--- TASK BRIEF ---
When you reach the records below, output every one exactly as written but leave out any pictures.

╭──

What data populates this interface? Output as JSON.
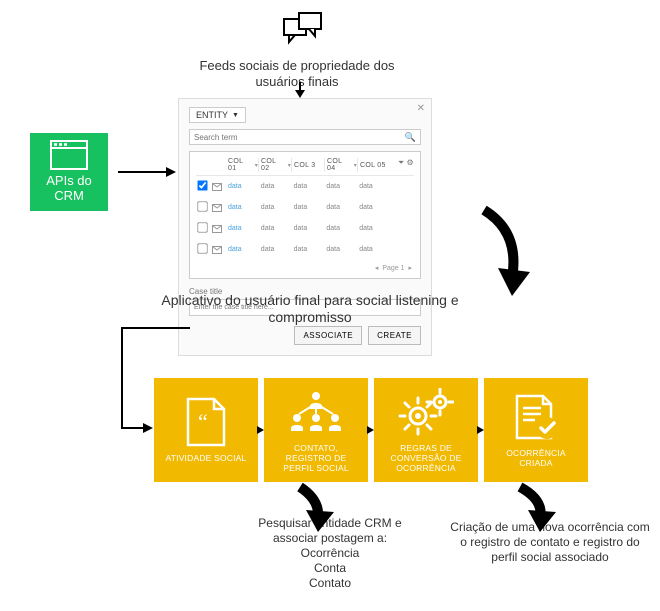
{
  "feeds_label": "Feeds sociais de propriedade dos usuários finais",
  "api_box_label": "APIs do CRM",
  "app_listening_label": "Aplicativo do usuário final para social listening e compromisso",
  "pesquisar_label": "Pesquisar entidade CRM e associar postagem a:\nOcorrência\nConta\nContato",
  "criacao_label": "Criação de uma nova ocorrência com o registro de contato e registro do perfil social associado",
  "app_window": {
    "entity_label": "ENTITY",
    "search_placeholder": "Search term",
    "columns": [
      "COL 01",
      "COL 02",
      "COL 3",
      "COL 04",
      "COL 05"
    ],
    "rows": [
      {
        "checked": true,
        "cells": [
          "data",
          "data",
          "data",
          "data",
          "data"
        ]
      },
      {
        "checked": false,
        "cells": [
          "data",
          "data",
          "data",
          "data",
          "data"
        ]
      },
      {
        "checked": false,
        "cells": [
          "data",
          "data",
          "data",
          "data",
          "data"
        ]
      },
      {
        "checked": false,
        "cells": [
          "data",
          "data",
          "data",
          "data",
          "data"
        ]
      }
    ],
    "pager": "Page 1",
    "case_title_label": "Case title",
    "case_title_placeholder": "Enter the case title here...",
    "associate_btn": "ASSOCIATE",
    "create_btn": "CREATE"
  },
  "steps": {
    "s1": "ATIVIDADE SOCIAL",
    "s2": "CONTATO, REGISTRO DE PERFIL SOCIAL",
    "s3": "REGRAS DE CONVERSÃO DE OCORRÊNCIA",
    "s4": "OCORRÊNCIA CRIADA"
  }
}
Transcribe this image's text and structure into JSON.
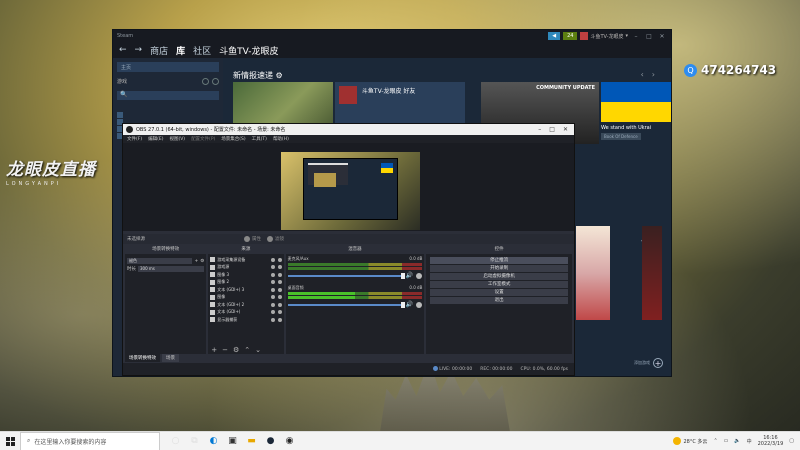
{
  "desktop": {
    "streamer_logo_text": "龙眼皮直播",
    "streamer_logo_sub": "LONGYANPI",
    "qq_number": "474264743"
  },
  "steam": {
    "topbar": {
      "menu": [
        "Steam"
      ],
      "btn_blue": "◀",
      "btn_green": "24",
      "username": "斗鱼TV-龙眼皮"
    },
    "nav": {
      "back": "←",
      "forward": "→",
      "items": [
        "商店",
        "库",
        "社区"
      ],
      "active_index": 1,
      "title": "斗鱼TV-龙眼皮"
    },
    "sidebar": {
      "home": "主页",
      "games_label": "游戏",
      "search_icon": "🔍"
    },
    "news_title": "新情报速递",
    "friend_card_name": "斗鱼TV-龙眼皮\n好友",
    "community_update": "COMMUNITY UPDATE",
    "ukraine_caption": "We stand with Ukrai",
    "ukraine_tag": "Book Of Defence",
    "add_game": "添加游戏"
  },
  "obs": {
    "title": "OBS 27.0.1 (64-bit, windows) - 配置文件: 未命名 - 场景: 未命名",
    "menu": [
      "文件(F)",
      "编辑(E)",
      "视图(V)",
      "配置文件(P)",
      "场景集合(S)",
      "工具(T)",
      "帮助(H)"
    ],
    "menu_disabled_index": 3,
    "status_row": {
      "no_source": "未选择源",
      "props": "属性",
      "filters": "滤镜"
    },
    "docks": {
      "scene_props_title": "场景转换特效",
      "sources_title": "来源",
      "mixer_title": "混音器",
      "controls_title": "控件"
    },
    "transition": {
      "type_label": "",
      "type_value": "褪色",
      "duration_label": "时长",
      "duration_value": "300 ms"
    },
    "sources": [
      "游戏采集源设备",
      "游戏源",
      "图像 3",
      "图像 2",
      "文本 (GDI+) 3",
      "图像",
      "文本 (GDI+) 2",
      "文本 (GDI+)",
      "显示器捕获"
    ],
    "mixer": [
      {
        "name": "麦克风/Aux",
        "db": "0.0 dB"
      },
      {
        "name": "桌面音频",
        "db": "0.0 dB"
      }
    ],
    "controls": [
      "停止推流",
      "开始录制",
      "启动虚拟摄像机",
      "工作室模式",
      "设置",
      "退出"
    ],
    "controls_active_index": 0,
    "tabs": [
      "场景转换特效",
      "场景"
    ],
    "statusbar": {
      "live": "LIVE:",
      "live_time": "00:00:00",
      "rec": "REC:",
      "rec_time": "00:00:00",
      "cpu": "CPU: 0.0%, 60.00 fps"
    }
  },
  "taskbar": {
    "search_placeholder": "在这里输入你要搜索的内容",
    "weather": "28°C 多云",
    "time": "16:16",
    "date": "2022/3/19"
  }
}
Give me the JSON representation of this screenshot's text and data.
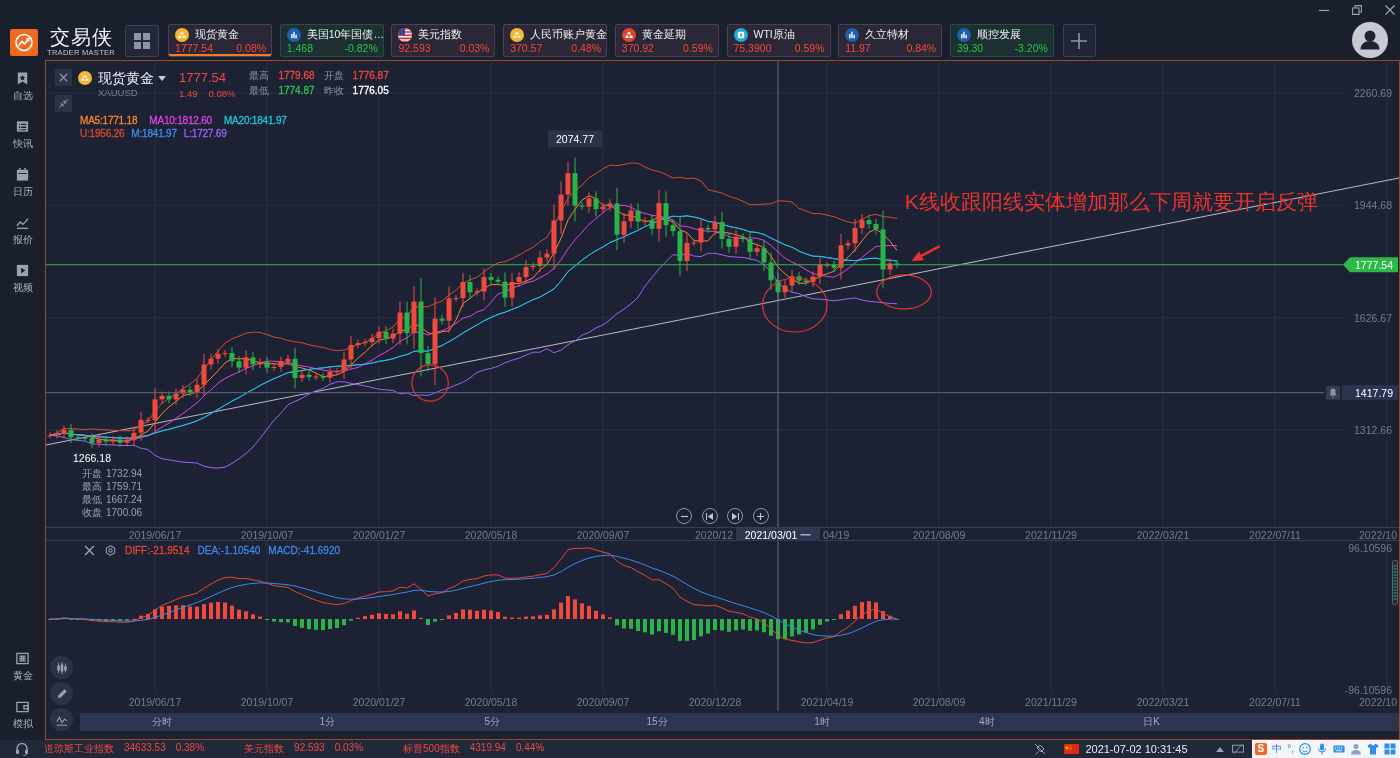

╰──

--- SOLUTION TO THIS TASK ---
What data populates this interface? Output as JSON.
{
  "feeds_label": "Feeds sociais de propriedade dos usuários finais",
  "api_box_label": "APIs do CRM",
  "app_listening_label": "Aplicativo do usuário final para social listening e compromisso",
  "pesquisar_label": "Pesquisar entidade CRM e associar postagem a:\nOcorrência\nConta\nContato",
  "criacao_label": "Criação de uma nova ocorrência com o registro de contato e registro do perfil social associado",
  "app_window": {
    "entity_label": "ENTITY",
    "search_placeholder": "Search term",
    "columns": [
      "COL 01",
      "COL 02",
      "COL 3",
      "COL 04",
      "COL 05"
    ],
    "rows": [
      {
        "checked": true,
        "cells": [
          "data",
          "data",
          "data",
          "data",
          "data"
        ]
      },
      {
        "checked": false,
        "cells": [
          "data",
          "data",
          "data",
          "data",
          "data"
        ]
      },
      {
        "checked": false,
        "cells": [
          "data",
          "data",
          "data",
          "data",
          "data"
        ]
      },
      {
        "checked": false,
        "cells": [
          "data",
          "data",
          "data",
          "data",
          "data"
        ]
      }
    ],
    "pager": "Page 1",
    "case_title_label": "Case title",
    "case_title_placeholder": "Enter the case title here...",
    "associate_btn": "ASSOCIATE",
    "create_btn": "CREATE"
  },
  "steps": {
    "s1": "ATIVIDADE SOCIAL",
    "s2": "CONTATO, REGISTRO DE PERFIL SOCIAL",
    "s3": "REGRAS DE CONVERSÃO DE OCORRÊNCIA",
    "s4": "OCORRÊNCIA CRIADA"
  }
}
Transcribe this image's text and structure into JSON.
{
  "desktop": {
    "streamer_logo_text": "龙眼皮直播",
    "streamer_logo_sub": "LONGYANPI",
    "qq_number": "474264743"
  },
  "steam": {
    "topbar": {
      "menu": [
        "Steam"
      ],
      "btn_blue": "◀",
      "btn_green": "24",
      "username": "斗鱼TV-龙眼皮"
    },
    "nav": {
      "back": "←",
      "forward": "→",
      "items": [
        "商店",
        "库",
        "社区"
      ],
      "active_index": 1,
      "title": "斗鱼TV-龙眼皮"
    },
    "sidebar": {
      "home": "主页",
      "games_label": "游戏",
      "search_icon": "🔍"
    },
    "news_title": "新情报速递",
    "friend_card_name": "斗鱼TV-龙眼皮\n好友",
    "community_update": "COMMUNITY UPDATE",
    "ukraine_caption": "We stand with Ukrai",
    "ukraine_tag": "Book Of Defence",
    "add_game": "添加游戏"
  },
  "obs": {
    "title": "OBS 27.0.1 (64-bit, windows) - 配置文件: 未命名 - 场景: 未命名",
    "menu": [
      "文件(F)",
      "编辑(E)",
      "视图(V)",
      "配置文件(P)",
      "场景集合(S)",
      "工具(T)",
      "帮助(H)"
    ],
    "menu_disabled_index": 3,
    "status_row": {
      "no_source": "未选择源",
      "props": "属性",
      "filters": "滤镜"
    },
    "docks": {
      "scene_props_title": "场景转换特效",
      "sources_title": "来源",
      "mixer_title": "混音器",
      "controls_title": "控件"
    },
    "transition": {
      "type_label": "",
      "type_value": "褪色",
      "duration_label": "时长",
      "duration_value": "300 ms"
    },
    "sources": [
      "游戏采集源设备",
      "游戏源",
      "图像 3",
      "图像 2",
      "文本 (GDI+) 3",
      "图像",
      "文本 (GDI+) 2",
      "文本 (GDI+)",
      "显示器捕获"
    ],
    "mixer": [
      {
        "name": "麦克风/Aux",
        "db": "0.0 dB"
      },
      {
        "name": "桌面音频",
        "db": "0.0 dB"
      }
    ],
    "controls": [
      "停止推流",
      "开始录制",
      "启动虚拟摄像机",
      "工作室模式",
      "设置",
      "退出"
    ],
    "controls_active_index": 0,
    "tabs": [
      "场景转换特效",
      "场景"
    ],
    "statusbar": {
      "live": "LIVE:",
      "live_time": "00:00:00",
      "rec": "REC:",
      "rec_time": "00:00:00",
      "cpu": "CPU: 0.0%, 60.00 fps"
    }
  },
  "taskbar": {
    "search_placeholder": "在这里输入你要搜索的内容",
    "weather": "28°C 多云",
    "time": "16:16",
    "date": "2022/3/19"
  }
}
Give me the JSON representation of this screenshot's text and data.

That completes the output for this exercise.